Once a line is found to contain "Kiedykolwiek", copy it out of the listing.

— RECORDS FOR THE EXERCISE —

───

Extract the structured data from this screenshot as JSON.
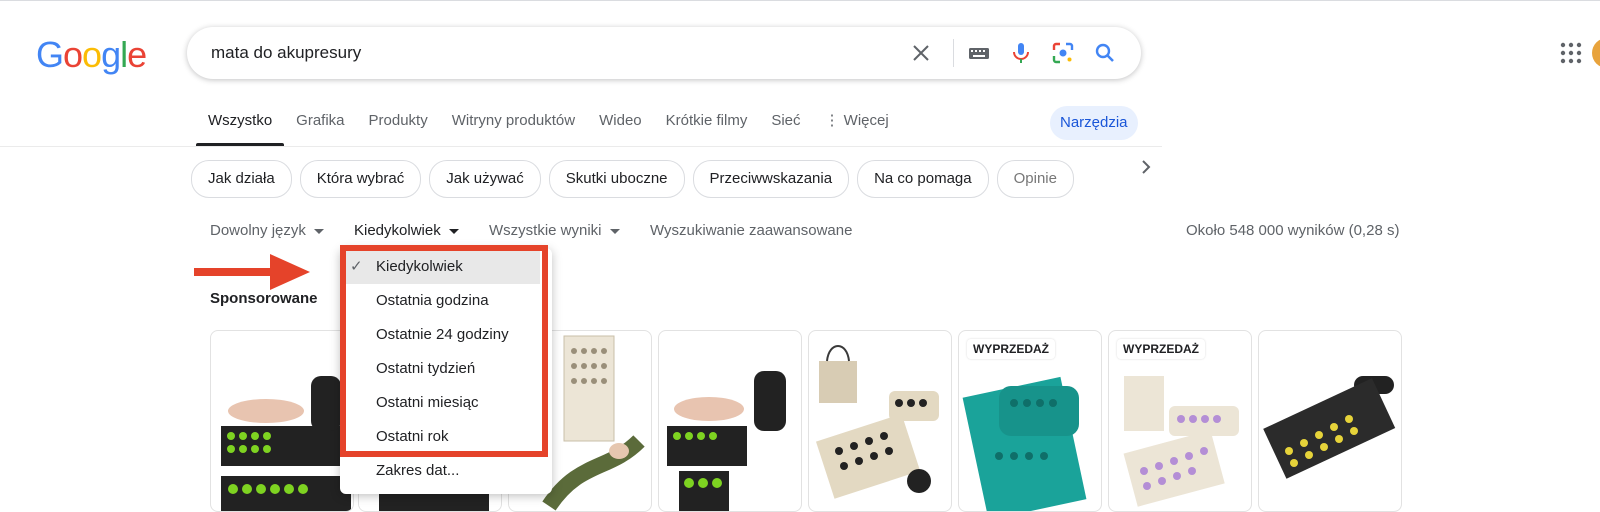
{
  "logo": {
    "letters": [
      "G",
      "o",
      "o",
      "g",
      "l",
      "e"
    ],
    "colors": [
      "#4285f4",
      "#ea4335",
      "#fbbc05",
      "#4285f4",
      "#34a853",
      "#ea4335"
    ]
  },
  "search": {
    "query": "mata do akupresury",
    "icons": [
      "close-icon",
      "keyboard-icon",
      "mic-icon",
      "lens-icon",
      "search-icon"
    ]
  },
  "tabs": [
    {
      "label": "Wszystko",
      "active": true
    },
    {
      "label": "Grafika"
    },
    {
      "label": "Produkty"
    },
    {
      "label": "Witryny produktów"
    },
    {
      "label": "Wideo"
    },
    {
      "label": "Krótkie filmy"
    },
    {
      "label": "Sieć"
    },
    {
      "label": "⋮ Więcej"
    }
  ],
  "tools_label": "Narzędzia",
  "chips": [
    "Jak działa",
    "Która wybrać",
    "Jak używać",
    "Skutki uboczne",
    "Przeciwwskazania",
    "Na co pomaga",
    "Opinie"
  ],
  "toolsbar": {
    "language": "Dowolny język",
    "time": "Kiedykolwiek",
    "results_filter": "Wszystkie wyniki",
    "advanced": "Wyszukiwanie zaawansowane",
    "stats": "Około 548 000 wyników (0,28 s)"
  },
  "sponsored_label": "Sponsorowane",
  "time_dropdown": {
    "items": [
      "Kiedykolwiek",
      "Ostatnia godzina",
      "Ostatnie 24 godziny",
      "Ostatni tydzień",
      "Ostatni miesiąc",
      "Ostatni rok",
      "Zakres dat..."
    ],
    "selected": "Kiedykolwiek"
  },
  "products": [
    {
      "badge": ""
    },
    {
      "badge": ""
    },
    {
      "badge": ""
    },
    {
      "badge": ""
    },
    {
      "badge": ""
    },
    {
      "badge": "WYPRZEDAŻ"
    },
    {
      "badge": "WYPRZEDAŻ"
    },
    {
      "badge": ""
    }
  ],
  "colors": {
    "accent_blue": "#1a73e8",
    "annotation_red": "#e5432a",
    "mat_green": "#7ed321"
  }
}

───

— PROBLEM SOLUTION —
    "time": "Kiedykolwiek",
      "Kiedykolwiek",
    "selected": "Kiedykolwiek"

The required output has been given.